              • Abstract: not found
              • Article: not found

              Polychemotherapy for early breast cancer: an overview of the randomised trials

               Michael Gnant (1998)

                Author and article information

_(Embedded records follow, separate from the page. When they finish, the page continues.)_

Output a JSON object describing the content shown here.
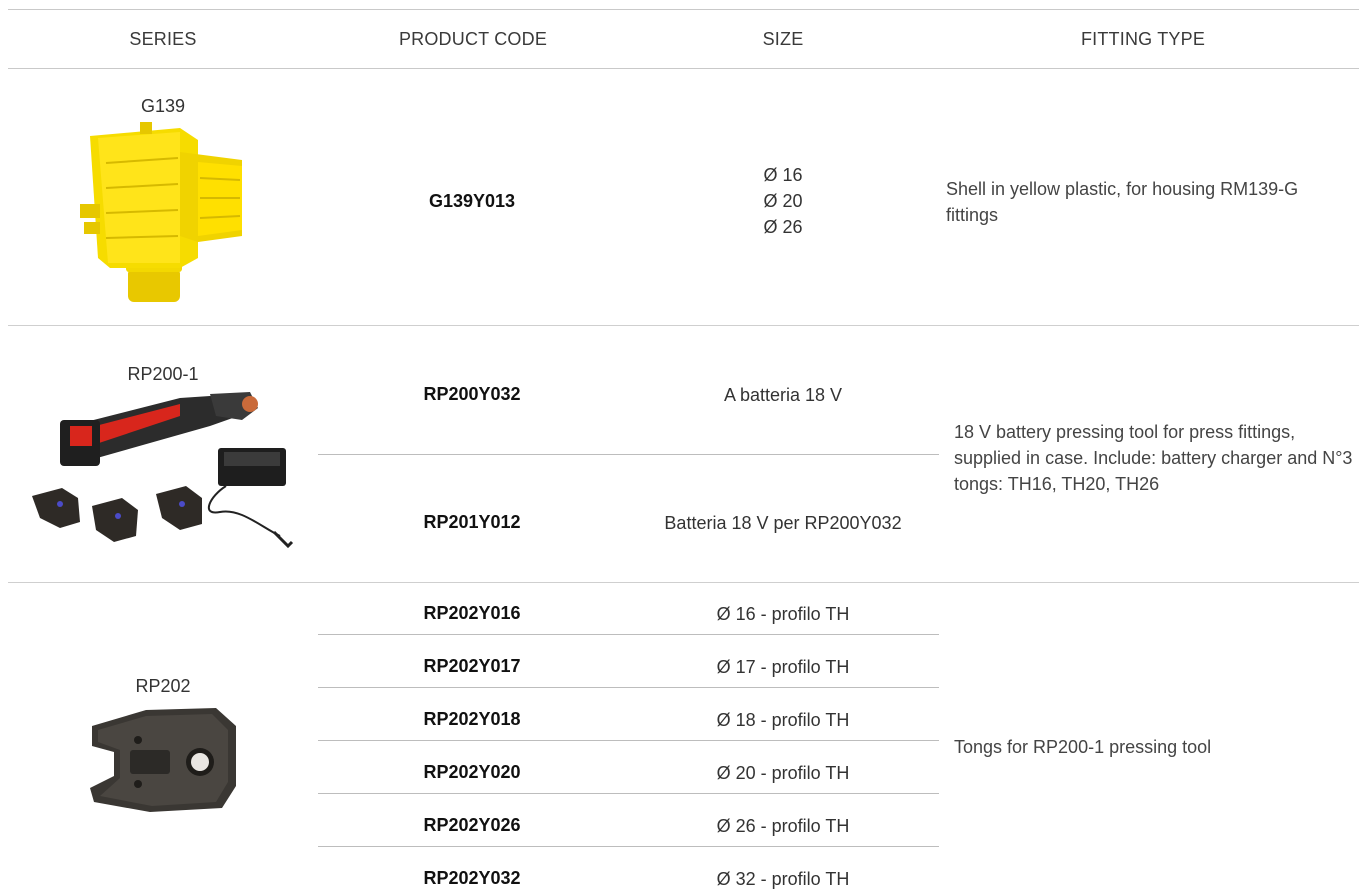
{
  "table": {
    "headers": {
      "series": "SERIES",
      "product_code": "PRODUCT CODE",
      "size": "SIZE",
      "fitting_type": "FITTING TYPE"
    },
    "groups": [
      {
        "series": "G139",
        "image_icon": "yellow-plastic-shell-image",
        "rows": [
          {
            "code": "G139Y013",
            "size_lines": [
              "Ø 16",
              "Ø 20",
              "Ø 26"
            ]
          }
        ],
        "fitting_type": "Shell in yellow plastic, for housing RM139-G fittings"
      },
      {
        "series": "RP200-1",
        "image_icon": "battery-pressing-tool-kit-image",
        "rows": [
          {
            "code": "RP200Y032",
            "size": "A batteria 18 V"
          },
          {
            "code": "RP201Y012",
            "size": "Batteria 18 V per RP200Y032"
          }
        ],
        "fitting_type": "18 V battery pressing tool for press fittings, supplied in case. Include: battery charger and N°3 tongs: TH16, TH20, TH26"
      },
      {
        "series": "RP202",
        "image_icon": "pressing-tong-jaw-image",
        "rows": [
          {
            "code": "RP202Y016",
            "size": "Ø 16 - profilo TH"
          },
          {
            "code": "RP202Y017",
            "size": "Ø 17 - profilo TH"
          },
          {
            "code": "RP202Y018",
            "size": "Ø 18 - profilo TH"
          },
          {
            "code": "RP202Y020",
            "size": "Ø 20 - profilo TH"
          },
          {
            "code": "RP202Y026",
            "size": "Ø 26 - profilo TH"
          },
          {
            "code": "RP202Y032",
            "size": "Ø 32 - profilo TH"
          }
        ],
        "fitting_type": "Tongs for RP200-1 pressing tool"
      }
    ]
  },
  "colors": {
    "yellow_plastic": "#f3d800",
    "tool_red": "#d8261c",
    "tool_dark": "#2a2a2a",
    "divider": "#cfcfcf"
  }
}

                +390456014621 , +390456013411 ,
                Breast Cancer Res Treat
                Breast Cancer Res. Treat
                Breast Cancer Research and Treatment
                Springer US (Boston )
                6 November 2012
                6 November 2012
                January 2013
                : 137
                : 1
                : 167-174
                [ ]Oncology Unit, Ospedale Sacro Cuore Don Calabria, Via Sempreboni, 5, 37024 Negrar, VR Italy
                [ ]IRCSS AOU San Martino - IST, Genoa, Italy
                [ ]Tumor Institute of Tuscany, Florence, Italy
                [ ]Azienda Ospedaliero Universitaria di Udine, Udine, Italy
                [ ]S. Anna Hospital, Turin, Italy
                [ ]Institute for Cancer Research and Treatment of Candiolo, Turin, Italy
                [ ]Azienda Ospedaliera S.Maria Nuova, Reggio Emilia, Italy
                [ ]ASO S. Croce e Carle, Cuneo, Italy
                [ ]Ospedale Carlo Poma, Mantua, Italy
                [ ]E.O. Ospedali Galliera, Genoa, Italy
                © The Author(s) 2012
                Clinical Trial
                Custom metadata
                © Springer Science+Business Media New York 2012


                Comment on this article